Vacant property is sometimes seen as a stain on the fabric of a community. But it doesn’t have to be. Protecting vacant land can be an investment in the future. This publication outlines how the Genesee County Land Bank Authority has turned potential adversity into an environmental and economic asset and how other communities can follow that lead.
|Other Plans that maybe a good reference or resource. ||Top|
Flint Uptown Reinvestment Strategy
The goal of the Flint Uptown Reinvestment Strategy is to transform Flint’s central business district into one of the best small-city downtowns in the United States. Although downtown Flint recently has experienced population loss and relocation of businesses to the suburbs, there is great opportunity to build on public, private, and grassroots support to reinvent a future for downtown.
U of M-Flint Campus Master Plan
The master plan for the University of Michigan-Flint was begun in summer 2002 to assess current campus needs and to identify future expansion sites for academic, student life, and housing. This master plan was done in concert with the master plan for the Cultural Center (completed in summer 2002) and the Downtown district (completed in spring 2003) with each plan addressing linkages and synergies that could strengthen the entire downtown district.
Cultural Center Master Plan
The Flint Cultural Center, located in downtown Flint, Michigan, includes six institutions focusing on the arts, music, science, theater, dance, and history. The 30-acre campus, managed by the Flint Cultural Center Corporation, is in need of additional built space and site improvements to meet the missions of the institutions that are housed on the site. This master plan sought to identify common goals among the institutions and to create a physical space that aids in the creation of a more cohesive campus. The goals of the master plan are to: (1) Describe and locate expansion space for individual institutions and campus-wide facilities, (2) Improve the arrival sequence and general vehicular circulation on campus, (3) Create a pedestrian-friendly environment, (4) Analyze and address parking supply and demand issues, and (5) Enhance the landscape quality of campus.
Project for Public Spaces (PPS): Flint Farmer's Market
Downtown Flint, Michigan is entering into a new period of renewal and growth. With strategic public and private investments, people are beginning to see restored buildings, upgraded historic facades, and even residents moving downtown. Saginaw Street has attractive new arches and streetscape improvements. The Flint Farmers’ Market has been rejuvenated. New businesses are locating both in the market and downtown. The University of Michigan at Flint is building student housing for the first time. While these investments and trends are critical to the future, they are not enough by themselves to create a vital and active downtown. Recognizing the importance that public spaces play in knitting together these new and revitalized uses, Flint’s Downtown Development Authority and the Uptown Reinvestment Corporation, with support from the Ruth Mott Foundation, invited Project for Public Spaces

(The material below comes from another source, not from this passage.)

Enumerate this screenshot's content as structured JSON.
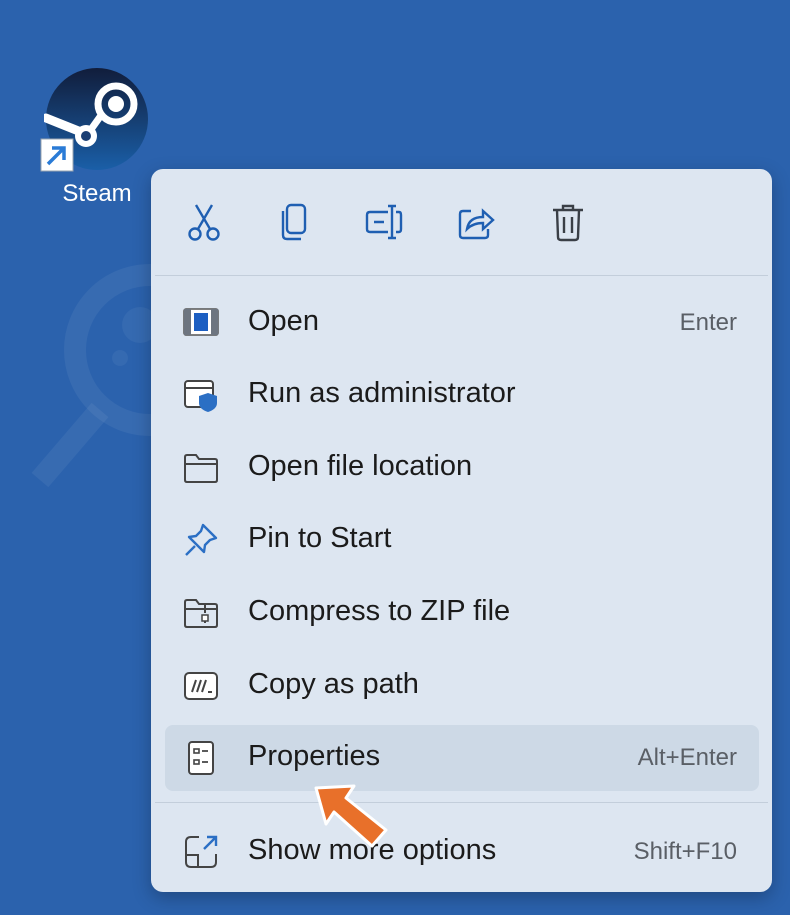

(PPS) to assist them in launching an integrated, community based campaign to revitalize public spaces in downtown Flint.